So we looked through a huge selection of spec files and checked what
things, we actually modified. Once that list was compiled, we created a
config file.

The config file is named gem2rpm.yml. Each field in the config file [3]
has a matching hook in the spec file template [4] or files section template
[5] (via %gem_packages).

gem2rpm.yml was patched to support the config file. Right now you have
to manually pass the config file, but there is a small shell wrapper [6]
that checks if the config file exists and adds the option automatically.

With that in place you can regenerate all spec files without worrying to
lose manual edits. There wont be any. And yes … in the development
process this has been done multiple times after fixes to the spec file

The final result?

# spec file for package rubygem-tzinfo-0
# This file was generated with a gem2rpm.yml and not just plain gem2rpm.
# All sections marked as MANUAL, license headers, summaries and descriptions
# can be maintained in that file. Please consult this file before editing any
# of those fields

Name:           rubygem-tzinfo-0
Version:        0.3.37
Release:        0
%define mod_name tzinfo
%define mod_full_name %{mod_name}-%{version}
%define mod_version_suffix -0
BuildRoot:      %{_tmppath}/%{name}-%{version}-build
BuildRequires:  ruby-macros >= 5
BuildRequires:  %{ruby}
BuildRequires:  %{rubygem gem2rpm}
BuildRequires:  %{rubygem rdoc > 3.10}
Source1:       gem2rpm.yml
Summary:        Daylight-savings aware timezone library
License:        MIT
Group:          Development/Languages/Ruby

TZInfo is a Ruby library that uses the standard tz (Olson) database to provide
daylight savings aware transformations between times in different time zones.



%gem_install \
  --doc-files="CHANGES LICENSE README" \



As you see this spec uses a gem2rpm.yml, which looks like this:

:version_suffix: '-0'

With that spec file the build generates for me:


This has already been used extensively to build
Discourse and
GitLab for SLE 12.

What is left?

If you look just at the things that are packaged using the new way, we
are done. But it would be nice to also support the versioning pattern
that we have used up to 13.1. Maybe even support building against
unversioned ruby versions. (Yes, in theory that is possible.)

Once we have taken those steps, we have to recreate all spec files in
d:l:r:e. Yes, you read correctly … recreate all spec files. While we
wrote all macros in a way to work as a drop in replacement, as soon as
we want to build for more than one ruby version, we need the
%gem_packages usage. I really hope enough people step up to the effort
so that the number of packages each person has to touch is kept in the
low double digits.

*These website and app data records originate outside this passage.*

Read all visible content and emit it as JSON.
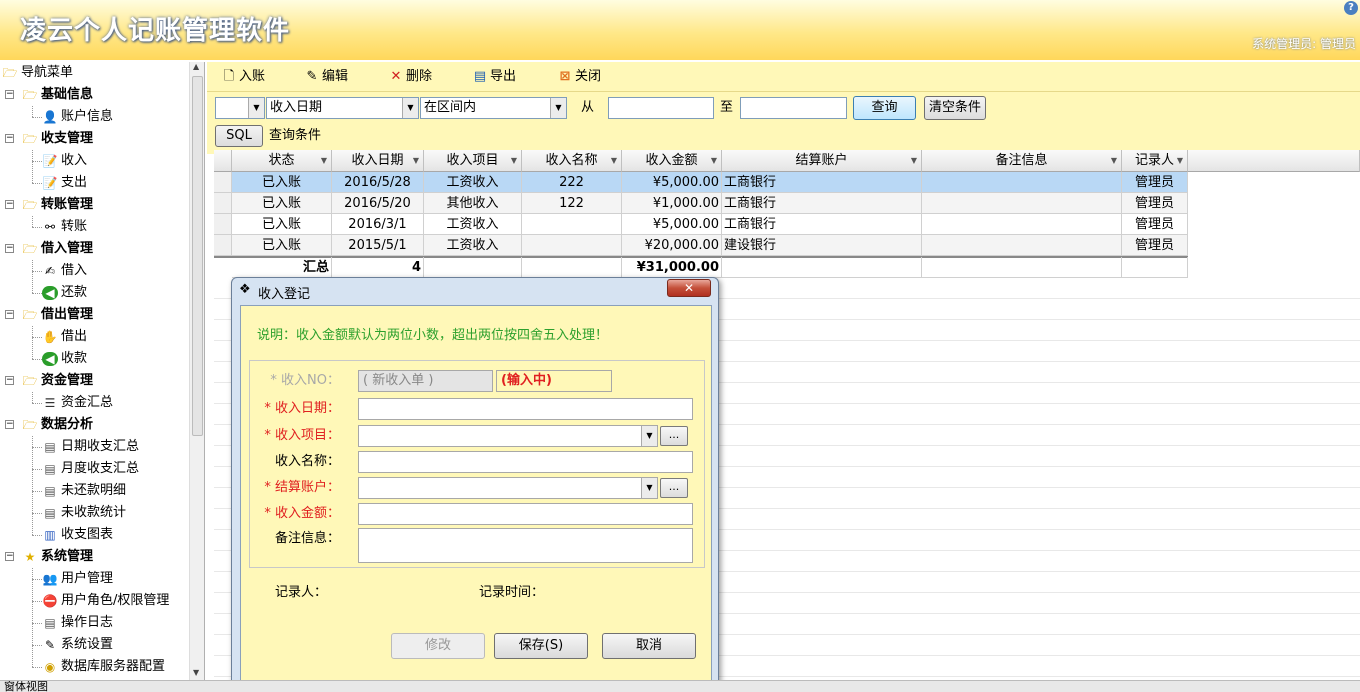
{
  "app": {
    "title": "凌云个人记账管理软件",
    "user_info": "系统管理员: 管理员",
    "help": "?"
  },
  "nav": {
    "root": "导航菜单",
    "groups": [
      {
        "label": "基础信息",
        "items": [
          "账户信息"
        ]
      },
      {
        "label": "收支管理",
        "items": [
          "收入",
          "支出"
        ]
      },
      {
        "label": "转账管理",
        "items": [
          "转账"
        ]
      },
      {
        "label": "借入管理",
        "items": [
          "借入",
          "还款"
        ]
      },
      {
        "label": "借出管理",
        "items": [
          "借出",
          "收款"
        ]
      },
      {
        "label": "资金管理",
        "items": [
          "资金汇总"
        ]
      },
      {
        "label": "数据分析",
        "items": [
          "日期收支汇总",
          "月度收支汇总",
          "未还款明细",
          "未收款统计",
          "收支图表"
        ]
      },
      {
        "label": "系统管理",
        "items": [
          "用户管理",
          "用户角色/权限管理",
          "操作日志",
          "系统设置",
          "数据库服务器配置"
        ]
      }
    ]
  },
  "toolbar": {
    "add": "入账",
    "edit": "编辑",
    "delete": "删除",
    "export": "导出",
    "close": "关闭"
  },
  "filter": {
    "field": "收入日期",
    "operator": "在区间内",
    "from_label": "从",
    "to_label": "至",
    "query": "查询",
    "clear": "清空条件",
    "sql": "SQL",
    "conditions": "查询条件"
  },
  "grid": {
    "columns": [
      "状态",
      "收入日期",
      "收入项目",
      "收入名称",
      "收入金额",
      "结算账户",
      "备注信息",
      "记录人"
    ],
    "rows": [
      [
        "已入账",
        "2016/5/28",
        "工资收入",
        "222",
        "¥5,000.00",
        "工商银行",
        "",
        "管理员"
      ],
      [
        "已入账",
        "2016/5/20",
        "其他收入",
        "122",
        "¥1,000.00",
        "工商银行",
        "",
        "管理员"
      ],
      [
        "已入账",
        "2016/3/1",
        "工资收入",
        "",
        "¥5,000.00",
        "工商银行",
        "",
        "管理员"
      ],
      [
        "已入账",
        "2015/5/1",
        "工资收入",
        "",
        "¥20,000.00",
        "建设银行",
        "",
        "管理员"
      ]
    ],
    "summary": {
      "label": "汇总",
      "count": "4",
      "total": "¥31,000.00"
    }
  },
  "dialog": {
    "title": "收入登记",
    "note": "说明：收入金额默认为两位小数，超出两位按四舍五入处理！",
    "no_label": "* 收入NO：",
    "no_value": "( 新收入单 )",
    "state": "(输入中)",
    "date_label": "* 收入日期：",
    "item_label": "* 收入项目：",
    "name_label": "收入名称：",
    "account_label": "* 结算账户：",
    "amount_label": "* 收入金额：",
    "remark_label": "备注信息：",
    "ellipsis": "...",
    "recorder_label": "记录人：",
    "time_label": "记录时间：",
    "modify": "修改",
    "save": "保存(S)",
    "cancel": "取消"
  },
  "status": {
    "text": "窗体视图"
  }
}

Most of the work will be extracting the manual bits
into gem2rpm.yml files and then regenerate the spec file with the new
template. A more detailed mail will be sent later.

Last but not least we can improve the templates (move duplicated code
into gem2rpm e.g.)

Building non gem based ruby libraries is not covered by this new
packaging at all. For once many of the non rubygem based libraries are
bindings build within a larger build process. We would need to manually
do the loop for all ruby interpreter in those. I think in many cases we
only need those libraries for our system ruby. (like yast e.g.) For the
other cases we should work with upstream to switch the ruby bindings to

Also not covered yet, but it would be really useful: All the ruby
scripts shipped as part of the distro should use a shebang line pointing
to the versioned binary. You might ask “why? /usr/bin/ruby is a
hardlink!” While this is true … people can still replace it. Our
scripts/programs should not break in that situation. E.g. yast is
very critical in that regard. Again a gem based distribution makes it
easier as rubygems does it for us in that case. But it shouldn’t be much
work to add a small script to fix shebang lines and an rpmlint check
that finds all shebang lines that are unversioned.